Page and application data records:
★ ★ ★ ★ ★ ★ ★

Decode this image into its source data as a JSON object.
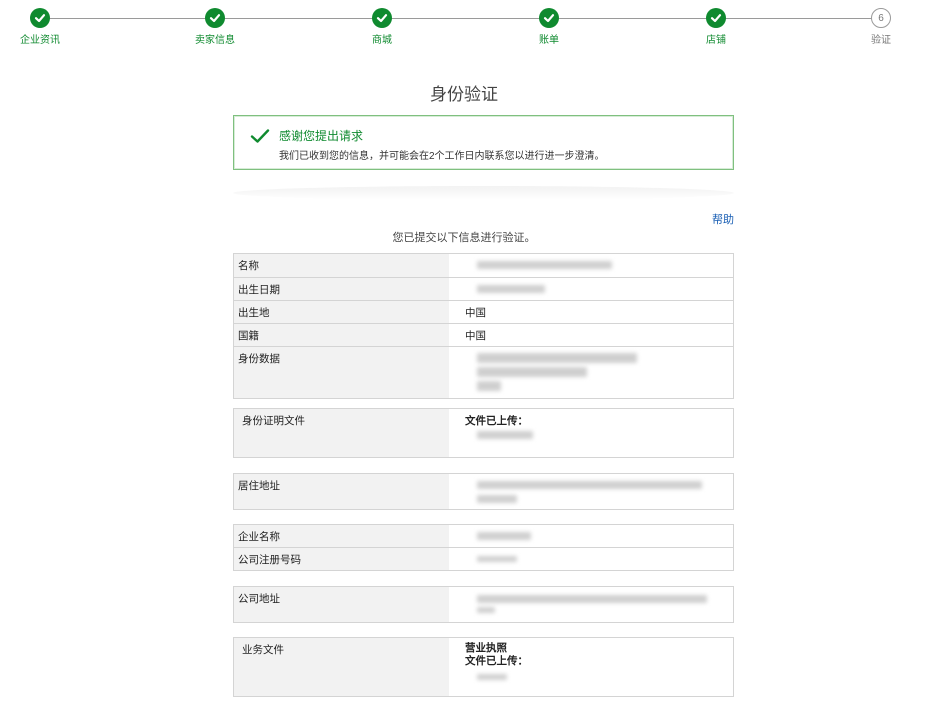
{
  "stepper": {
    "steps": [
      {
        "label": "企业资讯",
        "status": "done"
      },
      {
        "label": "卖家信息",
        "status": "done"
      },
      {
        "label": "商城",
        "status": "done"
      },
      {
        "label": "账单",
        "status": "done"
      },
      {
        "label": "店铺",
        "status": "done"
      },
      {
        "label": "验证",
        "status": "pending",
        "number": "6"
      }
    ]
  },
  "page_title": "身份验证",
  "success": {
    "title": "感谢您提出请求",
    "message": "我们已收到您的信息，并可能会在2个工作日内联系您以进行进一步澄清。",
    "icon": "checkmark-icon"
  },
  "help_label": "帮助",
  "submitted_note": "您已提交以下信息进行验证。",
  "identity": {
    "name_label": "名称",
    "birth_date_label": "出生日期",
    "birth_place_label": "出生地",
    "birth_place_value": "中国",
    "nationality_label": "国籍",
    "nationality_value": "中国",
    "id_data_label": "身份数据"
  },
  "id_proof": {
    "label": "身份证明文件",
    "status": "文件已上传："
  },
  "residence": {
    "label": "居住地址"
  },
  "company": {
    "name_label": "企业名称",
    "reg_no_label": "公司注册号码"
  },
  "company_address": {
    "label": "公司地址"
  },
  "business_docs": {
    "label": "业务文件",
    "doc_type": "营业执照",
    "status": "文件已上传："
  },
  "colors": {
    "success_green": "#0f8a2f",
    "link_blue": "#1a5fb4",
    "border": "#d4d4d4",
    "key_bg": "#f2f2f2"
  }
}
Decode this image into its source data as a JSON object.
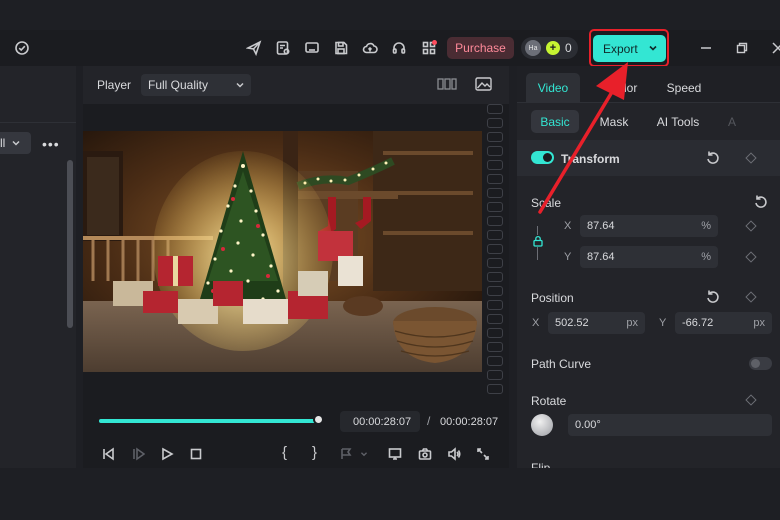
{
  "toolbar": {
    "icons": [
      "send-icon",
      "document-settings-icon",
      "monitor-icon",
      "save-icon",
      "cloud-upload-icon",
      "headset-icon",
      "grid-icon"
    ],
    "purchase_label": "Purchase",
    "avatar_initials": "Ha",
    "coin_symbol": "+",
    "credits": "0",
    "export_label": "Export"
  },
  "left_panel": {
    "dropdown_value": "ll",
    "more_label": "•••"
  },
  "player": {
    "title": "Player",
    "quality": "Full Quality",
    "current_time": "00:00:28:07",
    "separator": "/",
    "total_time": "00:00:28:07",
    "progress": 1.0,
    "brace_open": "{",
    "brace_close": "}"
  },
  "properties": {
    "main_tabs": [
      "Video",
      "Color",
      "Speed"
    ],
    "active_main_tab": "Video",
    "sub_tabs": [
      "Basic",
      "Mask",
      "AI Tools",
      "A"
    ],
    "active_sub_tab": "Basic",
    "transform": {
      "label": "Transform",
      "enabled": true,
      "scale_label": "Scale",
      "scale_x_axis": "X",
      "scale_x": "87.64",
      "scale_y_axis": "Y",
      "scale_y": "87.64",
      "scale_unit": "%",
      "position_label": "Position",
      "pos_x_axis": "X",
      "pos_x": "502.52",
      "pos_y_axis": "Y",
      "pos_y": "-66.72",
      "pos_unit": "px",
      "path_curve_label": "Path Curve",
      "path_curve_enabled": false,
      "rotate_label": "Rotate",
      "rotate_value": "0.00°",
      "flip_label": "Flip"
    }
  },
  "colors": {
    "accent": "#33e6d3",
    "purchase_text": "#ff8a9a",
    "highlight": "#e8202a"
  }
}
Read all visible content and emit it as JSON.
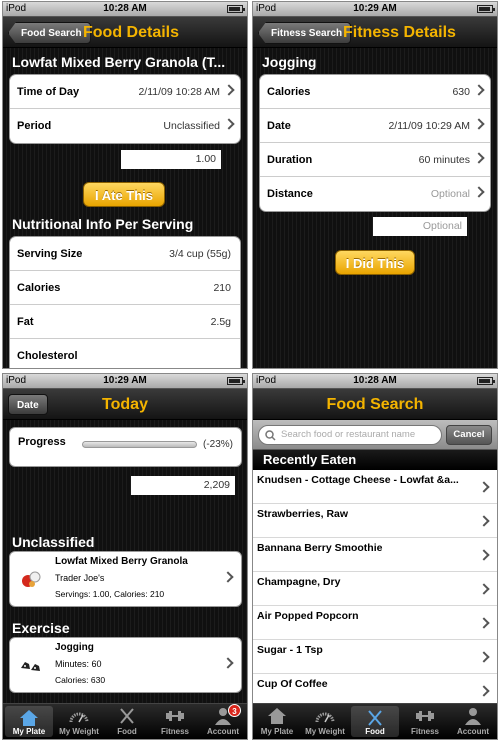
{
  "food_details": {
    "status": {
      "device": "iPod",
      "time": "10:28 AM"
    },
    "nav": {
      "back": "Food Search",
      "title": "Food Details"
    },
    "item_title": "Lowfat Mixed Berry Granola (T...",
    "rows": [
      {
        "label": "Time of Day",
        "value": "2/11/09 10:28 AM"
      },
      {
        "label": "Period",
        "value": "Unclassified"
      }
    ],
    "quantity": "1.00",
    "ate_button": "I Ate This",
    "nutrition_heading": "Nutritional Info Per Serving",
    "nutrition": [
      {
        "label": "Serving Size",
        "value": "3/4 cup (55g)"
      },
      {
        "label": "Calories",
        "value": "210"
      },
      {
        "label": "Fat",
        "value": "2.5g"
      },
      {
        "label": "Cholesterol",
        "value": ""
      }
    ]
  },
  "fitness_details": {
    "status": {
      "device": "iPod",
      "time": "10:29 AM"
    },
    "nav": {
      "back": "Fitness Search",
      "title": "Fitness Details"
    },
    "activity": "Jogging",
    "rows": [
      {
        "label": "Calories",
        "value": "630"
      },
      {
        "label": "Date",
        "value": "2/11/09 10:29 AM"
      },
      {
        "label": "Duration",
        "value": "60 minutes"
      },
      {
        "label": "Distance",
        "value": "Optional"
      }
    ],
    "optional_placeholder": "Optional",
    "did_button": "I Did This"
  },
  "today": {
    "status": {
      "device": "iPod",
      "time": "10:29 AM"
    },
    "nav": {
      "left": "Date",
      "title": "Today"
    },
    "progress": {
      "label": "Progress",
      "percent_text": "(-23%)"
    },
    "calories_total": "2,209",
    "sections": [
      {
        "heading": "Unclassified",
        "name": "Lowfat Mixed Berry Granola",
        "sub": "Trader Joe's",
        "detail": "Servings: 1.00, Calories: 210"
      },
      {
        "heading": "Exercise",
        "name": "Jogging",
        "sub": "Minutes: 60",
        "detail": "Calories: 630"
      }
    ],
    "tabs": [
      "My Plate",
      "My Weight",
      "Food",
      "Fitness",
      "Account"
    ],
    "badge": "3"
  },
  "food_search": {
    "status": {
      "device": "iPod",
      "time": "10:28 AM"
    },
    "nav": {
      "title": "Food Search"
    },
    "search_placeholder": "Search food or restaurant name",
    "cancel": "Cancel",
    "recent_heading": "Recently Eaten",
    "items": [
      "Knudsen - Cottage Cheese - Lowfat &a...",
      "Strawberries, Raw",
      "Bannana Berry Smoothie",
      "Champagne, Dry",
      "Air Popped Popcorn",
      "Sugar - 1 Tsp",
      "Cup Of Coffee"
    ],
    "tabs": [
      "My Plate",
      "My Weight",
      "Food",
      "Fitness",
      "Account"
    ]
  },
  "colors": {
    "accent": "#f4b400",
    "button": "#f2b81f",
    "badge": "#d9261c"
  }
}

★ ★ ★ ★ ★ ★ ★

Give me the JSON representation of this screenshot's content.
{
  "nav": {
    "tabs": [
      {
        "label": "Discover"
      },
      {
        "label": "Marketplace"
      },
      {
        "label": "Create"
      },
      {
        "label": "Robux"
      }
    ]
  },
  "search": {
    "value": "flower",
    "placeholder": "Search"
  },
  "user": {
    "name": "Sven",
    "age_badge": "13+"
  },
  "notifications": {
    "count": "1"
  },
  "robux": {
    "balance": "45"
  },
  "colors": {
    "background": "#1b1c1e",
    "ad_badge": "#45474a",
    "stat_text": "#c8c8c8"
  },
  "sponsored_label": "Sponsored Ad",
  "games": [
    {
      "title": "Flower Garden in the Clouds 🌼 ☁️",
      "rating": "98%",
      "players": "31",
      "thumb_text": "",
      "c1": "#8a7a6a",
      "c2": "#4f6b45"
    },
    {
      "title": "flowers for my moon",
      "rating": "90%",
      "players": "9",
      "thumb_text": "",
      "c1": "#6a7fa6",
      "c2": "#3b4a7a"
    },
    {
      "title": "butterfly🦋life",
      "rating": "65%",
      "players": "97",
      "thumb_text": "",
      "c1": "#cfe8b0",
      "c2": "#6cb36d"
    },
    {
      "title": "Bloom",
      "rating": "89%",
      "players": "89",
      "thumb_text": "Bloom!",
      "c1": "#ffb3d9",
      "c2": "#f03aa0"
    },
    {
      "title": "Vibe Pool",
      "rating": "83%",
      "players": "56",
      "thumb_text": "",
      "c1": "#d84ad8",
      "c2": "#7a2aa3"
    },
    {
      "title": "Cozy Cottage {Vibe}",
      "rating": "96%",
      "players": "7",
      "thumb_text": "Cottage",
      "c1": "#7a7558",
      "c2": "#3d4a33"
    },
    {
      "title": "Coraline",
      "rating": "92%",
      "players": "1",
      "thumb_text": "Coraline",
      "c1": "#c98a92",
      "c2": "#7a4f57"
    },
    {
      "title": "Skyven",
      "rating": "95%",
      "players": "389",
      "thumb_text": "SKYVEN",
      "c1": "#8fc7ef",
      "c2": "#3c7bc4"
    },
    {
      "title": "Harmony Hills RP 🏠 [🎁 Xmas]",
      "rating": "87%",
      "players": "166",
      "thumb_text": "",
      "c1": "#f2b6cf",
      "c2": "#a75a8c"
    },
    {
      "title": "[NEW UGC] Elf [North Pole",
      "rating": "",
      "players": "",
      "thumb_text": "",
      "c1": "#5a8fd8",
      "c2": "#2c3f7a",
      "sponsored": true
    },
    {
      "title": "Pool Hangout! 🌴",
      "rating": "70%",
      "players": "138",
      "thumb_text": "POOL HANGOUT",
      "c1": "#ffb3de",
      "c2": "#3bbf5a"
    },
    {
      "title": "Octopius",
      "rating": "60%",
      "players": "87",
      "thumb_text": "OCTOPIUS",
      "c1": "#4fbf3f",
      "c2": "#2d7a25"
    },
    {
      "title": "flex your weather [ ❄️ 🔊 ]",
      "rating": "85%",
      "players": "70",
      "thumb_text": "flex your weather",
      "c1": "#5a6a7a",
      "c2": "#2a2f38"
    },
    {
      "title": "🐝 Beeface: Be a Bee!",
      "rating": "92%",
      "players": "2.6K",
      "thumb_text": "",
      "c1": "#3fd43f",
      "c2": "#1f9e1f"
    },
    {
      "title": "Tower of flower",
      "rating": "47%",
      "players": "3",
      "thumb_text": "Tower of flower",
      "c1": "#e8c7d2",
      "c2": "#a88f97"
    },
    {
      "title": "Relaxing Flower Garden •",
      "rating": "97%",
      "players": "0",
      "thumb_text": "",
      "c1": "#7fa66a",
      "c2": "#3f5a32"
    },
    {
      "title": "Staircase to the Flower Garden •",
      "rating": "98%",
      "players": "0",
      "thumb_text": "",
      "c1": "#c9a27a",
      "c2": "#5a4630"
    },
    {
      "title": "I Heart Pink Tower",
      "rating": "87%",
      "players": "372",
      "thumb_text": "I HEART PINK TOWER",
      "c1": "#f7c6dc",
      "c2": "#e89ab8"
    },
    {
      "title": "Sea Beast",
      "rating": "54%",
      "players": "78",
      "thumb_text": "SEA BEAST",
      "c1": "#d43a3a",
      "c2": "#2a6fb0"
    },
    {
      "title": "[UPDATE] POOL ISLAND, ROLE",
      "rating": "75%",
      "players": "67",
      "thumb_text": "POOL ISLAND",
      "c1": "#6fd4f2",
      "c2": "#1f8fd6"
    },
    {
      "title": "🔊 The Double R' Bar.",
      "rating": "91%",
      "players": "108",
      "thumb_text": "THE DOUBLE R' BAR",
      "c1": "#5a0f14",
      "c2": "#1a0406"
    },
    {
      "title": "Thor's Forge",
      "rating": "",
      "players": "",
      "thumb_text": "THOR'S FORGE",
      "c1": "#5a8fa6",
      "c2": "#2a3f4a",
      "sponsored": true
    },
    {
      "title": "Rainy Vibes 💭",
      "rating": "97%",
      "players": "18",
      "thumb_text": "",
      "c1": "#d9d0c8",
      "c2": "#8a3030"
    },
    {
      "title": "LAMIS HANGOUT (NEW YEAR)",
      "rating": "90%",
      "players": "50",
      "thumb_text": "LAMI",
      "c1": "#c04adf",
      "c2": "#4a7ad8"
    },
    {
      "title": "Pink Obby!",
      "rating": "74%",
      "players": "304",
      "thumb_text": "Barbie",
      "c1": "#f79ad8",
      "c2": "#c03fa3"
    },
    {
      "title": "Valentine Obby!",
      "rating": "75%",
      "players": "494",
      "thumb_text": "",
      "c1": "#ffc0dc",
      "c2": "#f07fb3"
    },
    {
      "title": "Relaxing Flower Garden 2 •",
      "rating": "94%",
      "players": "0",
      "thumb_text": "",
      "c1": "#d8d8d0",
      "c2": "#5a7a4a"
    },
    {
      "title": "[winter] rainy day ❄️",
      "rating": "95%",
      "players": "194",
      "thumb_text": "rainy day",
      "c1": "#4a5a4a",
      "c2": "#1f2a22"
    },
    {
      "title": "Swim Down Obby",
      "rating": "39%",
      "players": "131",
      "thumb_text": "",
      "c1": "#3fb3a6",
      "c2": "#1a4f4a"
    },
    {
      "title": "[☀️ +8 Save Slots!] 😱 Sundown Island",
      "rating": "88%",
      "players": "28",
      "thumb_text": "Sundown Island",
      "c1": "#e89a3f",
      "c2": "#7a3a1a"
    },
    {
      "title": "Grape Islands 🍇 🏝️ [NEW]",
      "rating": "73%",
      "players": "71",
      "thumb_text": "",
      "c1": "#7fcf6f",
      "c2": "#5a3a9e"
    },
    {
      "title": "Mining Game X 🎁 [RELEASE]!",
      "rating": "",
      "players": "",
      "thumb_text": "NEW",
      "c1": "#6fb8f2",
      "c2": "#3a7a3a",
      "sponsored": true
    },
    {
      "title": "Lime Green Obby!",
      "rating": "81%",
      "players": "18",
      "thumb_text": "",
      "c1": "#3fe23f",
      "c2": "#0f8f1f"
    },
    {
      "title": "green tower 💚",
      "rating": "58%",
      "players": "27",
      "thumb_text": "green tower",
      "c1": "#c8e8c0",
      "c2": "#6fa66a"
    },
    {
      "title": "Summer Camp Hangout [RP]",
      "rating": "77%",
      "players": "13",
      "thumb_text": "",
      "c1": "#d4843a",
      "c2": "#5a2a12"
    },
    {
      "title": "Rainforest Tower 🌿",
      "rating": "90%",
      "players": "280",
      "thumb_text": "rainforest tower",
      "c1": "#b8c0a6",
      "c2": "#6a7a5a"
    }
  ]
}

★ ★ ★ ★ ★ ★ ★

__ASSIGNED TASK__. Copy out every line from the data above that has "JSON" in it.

__EXERCISE SOLUTION__.
Decode this image into its source data as a JSON object.
Decode this image into its source data as a JSON object.
Read all visible content and emit it as JSON.
Give me the JSON representation of this screenshot's content.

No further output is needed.